The Second Conference on
Water Resource Sustainability Issues on Tropical Islands
December 1 - 3, 2015 | Hilton Hawaiian Village | Honolulu, Hawaii
Water Resources Research Center (WRRC), Hawaii and American Samoa
Water and Environmental Research Institute (WERI), Guam
Puerto Rico Water Resources and Environmental Research Institute (PRWRERI), Puerto Rico
The Virgin Islands Water Resources Research Institute (VI-WRRI), U. S. Virgin Islands
University of Hawaii Sea Grant College Program
University of Hawaii Department of Geology and Geophysics
USGS Pacific Islands Water Science Center (PIWSC), Honolulu, Hawaii
National Institutes for Water Resources (NIWR)
United States Geological Survey (USGS)
The 2015 conference will build on discussions and interactions from a previous conference hosted by the four Island Institutes (WRRC, WERI, PRWRERI, and VI-WRRI) in Honolulu, Hawaii from November 14–16, 2011. The intention of these discussions is to strengthen the synergism between researchers working in the State of Hawaii, U.S. affiliated islands in the Pacific, U.S. Virgin islands, and Puerto Rico, and to develop solutions and ideas on water resources issues that are particularly relevant to tropical islands.
The conference will last for three days with poster and oral sessions. The meeting will close with a panel discussion attended by directors from hosting organizations to discuss core research capabilities and gaps, focus areas, and opportunities and plans for collaborative work in tropical islands. Selected authors of significant contributions will be invited to submit manuscripts that will be published in a proceeding volume.

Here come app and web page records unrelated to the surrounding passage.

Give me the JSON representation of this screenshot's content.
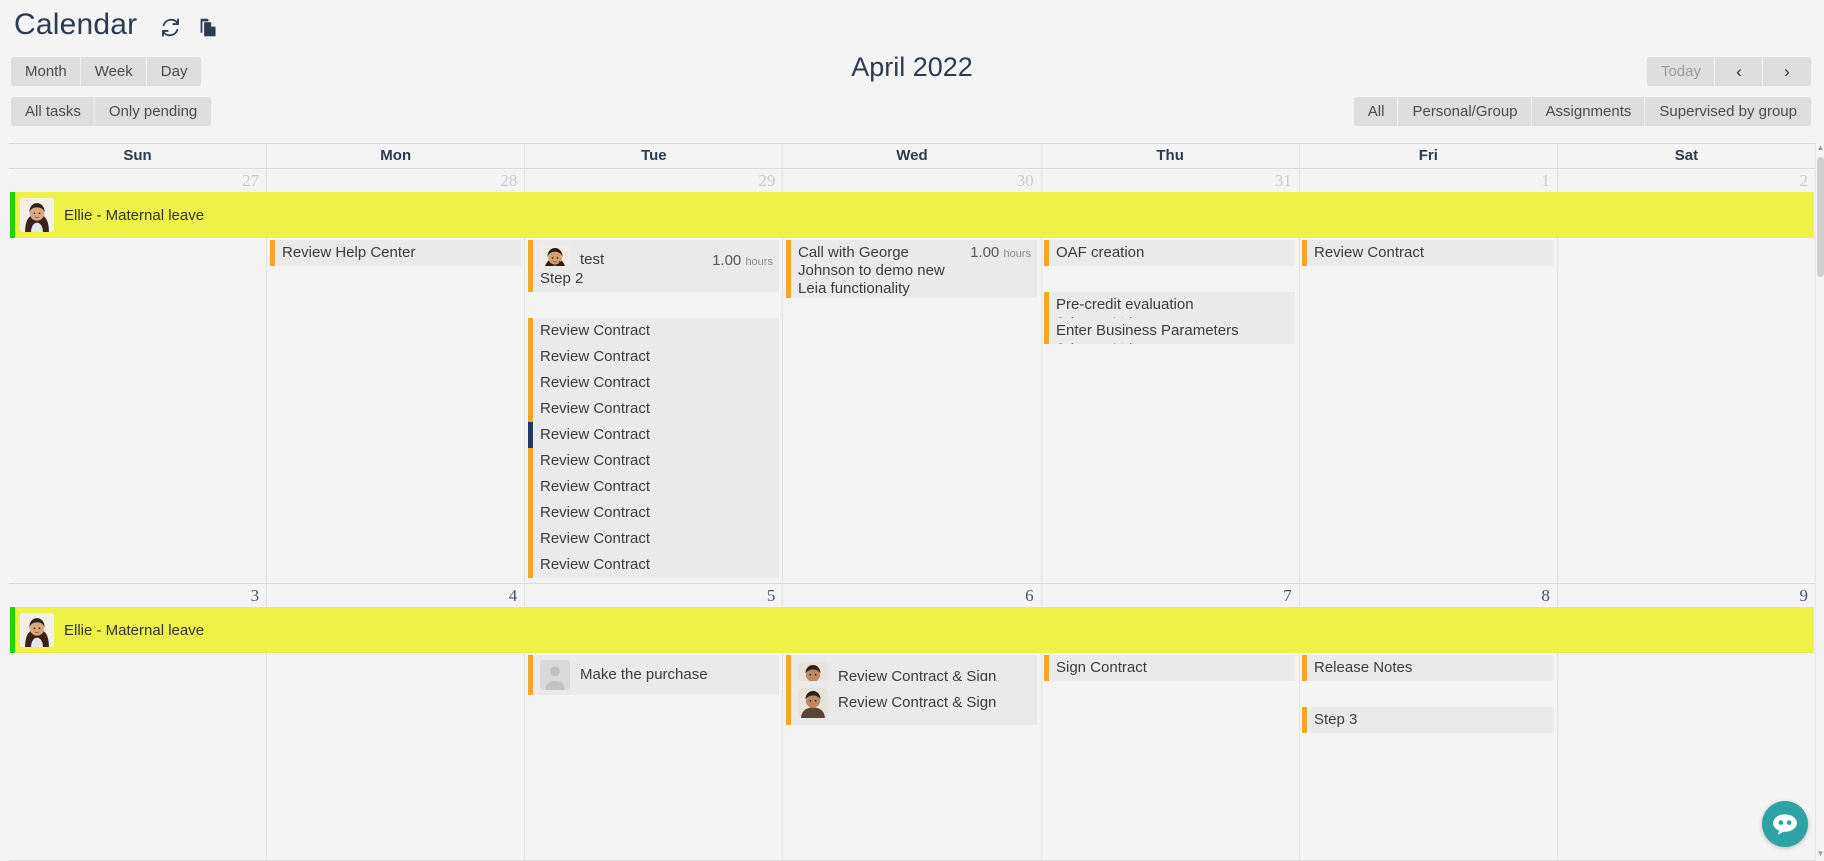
{
  "header": {
    "title": "Calendar",
    "icons": [
      {
        "name": "refresh-icon",
        "label": "refresh"
      },
      {
        "name": "copy-icon",
        "label": "copy"
      }
    ]
  },
  "view_switch": {
    "options": [
      "Month",
      "Week",
      "Day"
    ],
    "selected": "Month"
  },
  "task_filter": {
    "options": [
      "All tasks",
      "Only pending"
    ],
    "selected": "All tasks"
  },
  "navigation": {
    "today_label": "Today",
    "prev_label": "‹",
    "next_label": "›",
    "period_title": "April 2022"
  },
  "scope_filter": {
    "options": [
      "All",
      "Personal/Group",
      "Assignments",
      "Supervised by group"
    ],
    "selected": "All"
  },
  "weekday_headers": [
    "Sun",
    "Mon",
    "Tue",
    "Wed",
    "Thu",
    "Fri",
    "Sat"
  ],
  "colors": {
    "banner_background": "#edf148",
    "banner_accent": "#1fd40a",
    "event_accent": "#f5a623",
    "event_accent_selected": "#1f3864",
    "event_background": "#eaeaea",
    "link_text": "#2b7ec1",
    "page_background": "#f4f4f4",
    "header_text": "#2e3a4d",
    "chat_widget": "#2ea3a5"
  },
  "weeks": [
    {
      "days": [
        {
          "date": "27",
          "in_month": false
        },
        {
          "date": "28",
          "in_month": false
        },
        {
          "date": "29",
          "in_month": false
        },
        {
          "date": "30",
          "in_month": false
        },
        {
          "date": "31",
          "in_month": false
        },
        {
          "date": "1",
          "in_month": false
        },
        {
          "date": "2",
          "in_month": false
        }
      ],
      "banner": {
        "label": "Ellie - Maternal leave",
        "avatar": "woman-dark-hair"
      },
      "events": [
        {
          "day": 1,
          "slot": 0,
          "title": "Review Help Center"
        },
        {
          "day": 2,
          "slot": 0,
          "title": "test",
          "hours": "1.00",
          "hours_unit": "hours",
          "avatar": "woman-long-hair"
        },
        {
          "day": 2,
          "slot": 1,
          "title": "Step 2"
        },
        {
          "day": 2,
          "slot": 3,
          "title": "Review Contract"
        },
        {
          "day": 2,
          "slot": 4,
          "title": "Review Contract"
        },
        {
          "day": 2,
          "slot": 5,
          "title": "Review Contract"
        },
        {
          "day": 2,
          "slot": 6,
          "title": "Review Contract"
        },
        {
          "day": 2,
          "slot": 7,
          "title": "Review Contract",
          "selected": true
        },
        {
          "day": 2,
          "slot": 8,
          "title": "Review Contract"
        },
        {
          "day": 2,
          "slot": 9,
          "title": "Review Contract"
        },
        {
          "day": 2,
          "slot": 10,
          "title": "Review Contract"
        },
        {
          "day": 2,
          "slot": 11,
          "title": "Review Contract"
        },
        {
          "day": 2,
          "slot": 12,
          "title": "Review Contract"
        },
        {
          "day": 3,
          "slot": 0,
          "title": "Call with George Johnson to demo new Leia functionality",
          "hours": "1.00",
          "hours_unit": "hours",
          "tall": true
        },
        {
          "day": 4,
          "slot": 0,
          "title": "OAF creation"
        },
        {
          "day": 4,
          "slot": 2,
          "title": "Pre-credit evaluation",
          "sub": "Johnson Ltd"
        },
        {
          "day": 4,
          "slot": 3,
          "title": "Enter Business Parameters",
          "sub": "Johnson Ltd"
        },
        {
          "day": 5,
          "slot": 0,
          "title": "Review Contract"
        }
      ]
    },
    {
      "days": [
        {
          "date": "3",
          "in_month": true
        },
        {
          "date": "4",
          "in_month": true
        },
        {
          "date": "5",
          "in_month": true
        },
        {
          "date": "6",
          "in_month": true
        },
        {
          "date": "7",
          "in_month": true
        },
        {
          "date": "8",
          "in_month": true
        },
        {
          "date": "9",
          "in_month": true
        }
      ],
      "banner": {
        "label": "Ellie - Maternal leave",
        "avatar": "woman-dark-hair"
      },
      "events": [
        {
          "day": 2,
          "slot": 0,
          "title": "Make the purchase",
          "avatar": "placeholder"
        },
        {
          "day": 3,
          "slot": 0,
          "title": "Review Contract & Sign",
          "avatar": "man-dark-hair",
          "tall2": true
        },
        {
          "day": 3,
          "slot": 1,
          "title": "Review Contract & Sign",
          "avatar": "man-dark-hair",
          "tall2": true
        },
        {
          "day": 4,
          "slot": 0,
          "title": "Sign Contract"
        },
        {
          "day": 5,
          "slot": 0,
          "title": "Release Notes"
        },
        {
          "day": 5,
          "slot": 2,
          "title": "Step 3"
        }
      ]
    }
  ],
  "chat_widget": {
    "name": "chat-support-icon"
  }
}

Island communities are faced with a unique set of environmental and cultural issues pertinent to the management of water resources. Fresh water resources are under threat on many islands as the result of both overuse and contamination. Ocean waters in these tropical regions are ecologically sensitive and valuable, and similarly threatened by pollution. On some islands, sea level rise is degrading groundwater resources.
Most island communities are heavily dependent on importing essentials, such as food, fuel, and manufactured goods to satisfy their resource needs. In addition, population growth is putting increasing pressure on water resources. It is imperative that these threats to the welfare of island communities be addressed by sound scientific research before they reach crisis proportions. To prevent water shortages, sustainable management and protection of island water supplies is even more critical than it is on the continents, as island communities have no water resources for importation. Those tasked with resource protection and management need access to scientifically sound research that is specific to island environments.
The above issues are universal to island states, yet researchers in these far-flung and isolated places seldom have the opportunity to share knowledge and experience with one another, as they mainly work in isolation. The great distance that separates most island states from the larger centers of academia and government means that there is a less frequent exchange between researchers on the islands and their colleagues in the major population centers. Enhanced communication and collaboration between island researchers can provide a vital, synergistic link, which will strengthen all research programs. It is a truism that the greatest scientific advances usually result from a collaboration of researchers working together.